So, when talking to folks who have never been to formal training that did not involve everyone wearing the same clothes and addressing others as "Sergeant" or "Sir", I've found some... odd ideas.(There's also a Gun Skool Thoughts, Part I.)
I thought Part I was okay, but Part II was bang on!
I found that the points made by the author were pertinent and important. So you should go read it.
As you may have noticed, I have used the word *(I)* a lot already, and I will be using it all through this article; the reason is that I will be discussing my personal experience as a firearms trainer.
I've been instructing in a class named "INTRODUCTION TO USPSA" at my local club for the past six years now; sometimes nobody registers, my largest class has been 15 students, but the perfect class size is about 7 members. That's enough for them to learn from each others' mistakes ... which is a powerful learning tool.
(I've talked about this a LOT over the past few years. If you're heard it all before, this is a good point for you to move on to a much more 'fresh' topic.)
Because of that I considered the cited Clue Meter articles to be worthwhile to anyone who wants to learn any part of the shooting sports, and is trying to evaluate the worth of the training that they receive there. I was personally gratified because, except for the comments of the people who go through this four-hour course, I have never had the course evaluated. I have received professional instruction on "How To Conduct A Training Course", but generally speaking I have developed my own curriculum and teaching techniques.
The course consists of a lecture segment, which rarely ends at the scheduled one-hour time-limit. There are two many points of competition rules and safety to cover, and frankly not everyone who registers for the course are as well versed in safe gun-handling as they should be. Sometimes we spend a lot of time on 'remedial' training. Many attendees have received little or more training, and many have little experience in competition which requires them to draw their pistol from a holster.
My opening comments are along the line of introducing myself, explaining that:
"I received my Intro to USPSA training in 1983, I am a B-class shooter in the few divisions in which I compete, and I'm not very good at it. But I am experienced; I'm a Certified Chief Range Officer, and my instruction will be to show you what the rules are, what they mean, and how to get through an IPSC match safely."We don't talk about Defensive Shooting Techniques, although we talk a lot about what the safety rules and why they exist.
On occasion, I use real-life match experiences to illustrate why rigid rules are necessary, and I have a visual aid explaining the "Seven Deadly Sins of IPSC Competition" .... which are one-line blurbs which are the only outline of the class.
As we begin, I ask each person to stand up, introduce themselves to the class, and tell us a bit about their experience with firearms and firearms competition. That only makes us all personal 'best friends forever', but helps me to evaluate the level of expertise that I can expect from each person.
I also tell them that this is an 'open forum' discussion; if they have questions, they should let me know. I sometimes ask them to remember the question and ask me again after I've finished my thought; usually, though, the questions are immediately pertinent and give the impression that this is not a tightly structured class when The Instructor Knows Everything ... but rather a discussion among peers.

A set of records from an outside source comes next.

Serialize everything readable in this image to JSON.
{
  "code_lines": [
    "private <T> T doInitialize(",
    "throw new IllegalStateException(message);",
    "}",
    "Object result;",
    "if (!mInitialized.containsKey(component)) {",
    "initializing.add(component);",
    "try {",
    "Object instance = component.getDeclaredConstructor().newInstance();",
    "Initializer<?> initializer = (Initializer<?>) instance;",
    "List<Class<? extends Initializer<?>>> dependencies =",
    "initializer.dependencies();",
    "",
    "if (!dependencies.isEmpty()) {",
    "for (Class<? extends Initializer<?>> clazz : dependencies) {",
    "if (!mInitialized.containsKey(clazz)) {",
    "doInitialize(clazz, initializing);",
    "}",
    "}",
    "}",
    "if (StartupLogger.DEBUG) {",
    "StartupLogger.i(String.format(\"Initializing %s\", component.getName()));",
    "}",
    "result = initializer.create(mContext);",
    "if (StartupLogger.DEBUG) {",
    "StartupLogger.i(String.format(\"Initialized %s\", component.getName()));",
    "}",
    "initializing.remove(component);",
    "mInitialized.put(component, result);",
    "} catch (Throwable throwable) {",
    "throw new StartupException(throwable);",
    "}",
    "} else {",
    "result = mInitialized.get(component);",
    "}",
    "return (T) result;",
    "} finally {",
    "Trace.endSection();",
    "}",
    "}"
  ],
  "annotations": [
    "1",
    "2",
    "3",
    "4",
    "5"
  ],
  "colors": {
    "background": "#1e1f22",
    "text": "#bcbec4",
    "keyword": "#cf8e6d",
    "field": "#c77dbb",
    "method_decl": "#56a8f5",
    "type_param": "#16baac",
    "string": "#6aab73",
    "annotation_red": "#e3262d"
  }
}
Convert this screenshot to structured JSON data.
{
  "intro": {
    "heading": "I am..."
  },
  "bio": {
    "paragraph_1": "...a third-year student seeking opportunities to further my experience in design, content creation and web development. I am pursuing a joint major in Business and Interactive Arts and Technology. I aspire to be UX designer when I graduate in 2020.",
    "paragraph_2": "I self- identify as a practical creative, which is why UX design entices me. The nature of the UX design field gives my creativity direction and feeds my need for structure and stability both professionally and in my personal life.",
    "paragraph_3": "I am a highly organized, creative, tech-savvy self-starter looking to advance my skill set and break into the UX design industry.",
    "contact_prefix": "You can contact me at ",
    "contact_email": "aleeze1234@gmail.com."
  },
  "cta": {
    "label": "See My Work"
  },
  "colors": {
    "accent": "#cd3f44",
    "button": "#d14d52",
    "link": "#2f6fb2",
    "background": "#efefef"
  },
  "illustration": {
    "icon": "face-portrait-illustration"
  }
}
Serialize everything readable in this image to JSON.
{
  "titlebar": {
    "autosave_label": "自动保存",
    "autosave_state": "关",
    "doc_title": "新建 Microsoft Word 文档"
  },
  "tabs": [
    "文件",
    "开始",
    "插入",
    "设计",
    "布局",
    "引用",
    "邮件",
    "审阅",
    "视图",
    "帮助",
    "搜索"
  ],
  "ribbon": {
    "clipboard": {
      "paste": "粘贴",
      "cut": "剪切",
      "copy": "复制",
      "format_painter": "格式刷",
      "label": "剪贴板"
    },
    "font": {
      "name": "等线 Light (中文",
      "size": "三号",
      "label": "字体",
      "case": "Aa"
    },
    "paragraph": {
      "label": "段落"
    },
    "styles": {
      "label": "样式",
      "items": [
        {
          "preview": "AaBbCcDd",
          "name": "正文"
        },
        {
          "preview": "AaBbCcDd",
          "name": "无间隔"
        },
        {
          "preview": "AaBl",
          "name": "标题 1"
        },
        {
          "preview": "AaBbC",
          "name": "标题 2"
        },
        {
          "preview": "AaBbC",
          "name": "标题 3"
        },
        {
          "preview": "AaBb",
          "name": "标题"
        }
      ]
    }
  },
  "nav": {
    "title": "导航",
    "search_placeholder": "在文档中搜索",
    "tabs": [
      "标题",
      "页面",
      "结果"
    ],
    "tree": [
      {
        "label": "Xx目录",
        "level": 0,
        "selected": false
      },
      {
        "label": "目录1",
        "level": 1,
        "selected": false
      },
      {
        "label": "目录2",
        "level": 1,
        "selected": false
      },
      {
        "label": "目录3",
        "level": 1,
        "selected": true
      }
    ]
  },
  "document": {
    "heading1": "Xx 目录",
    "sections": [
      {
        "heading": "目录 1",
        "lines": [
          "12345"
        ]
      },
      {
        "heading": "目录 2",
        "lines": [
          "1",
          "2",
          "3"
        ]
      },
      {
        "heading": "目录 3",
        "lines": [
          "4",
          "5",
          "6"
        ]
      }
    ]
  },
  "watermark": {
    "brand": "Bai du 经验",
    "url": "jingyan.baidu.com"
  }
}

AFTER we have hit the main points, and all questions have been answered, we take a 15 minute break. Then we go into the prop room and pull out target stands, a half-dozen IPSC targets (which the club ... Albany Rifle and Pistol Club in Albany, Oregon) generously provides, also some steel targets, shooting boxes, and any other props which seem reasonable for the second phase of the lesson:
LIVE FIRING EXERCISE
This is the part that takes so long. Everyone gears up. (I've already told the class that, while the RANGE doesn't require everyone to wear protective glasses while on the range, I do personally require everyone to wear them during the class session ... which starts at "Hello").
Gearing UP means getting a holster, magazine carriers, loaded magazines all secured on a sturdy belt which fits through at least three belt loops. This is a rule, which is not ever enforced in USPSA but I teach it because ALL rules are important.
We start out learning the Range Commands.
LOAD AND MAKE READY:
They stand in a shooting box before one target, and at the command the acquire their pistol, load a magazine, chamber a round, safe and holster their pistol.
At the sound of the electronic timing buzzer's beep, they draw and fire one round at the target.
Then they unload and show clear ... and we repeat the command.
They then repeat the same exercise. This allows them to learn and understand the basic range commands.
Each exercise becomes more complex, and includes more competition elements:
- Engaging multiple targets
- Mandatory Reloads
- Movement between shooting positions
- Shooting with strong-hand or weak-hand only
- Engaging reactive (steel) targets
- Shooting targets at near distance (7 yards) and far distance (20 yards)
- Different starting positions (hands, holding objects, starting facing uprange, barricades etc.)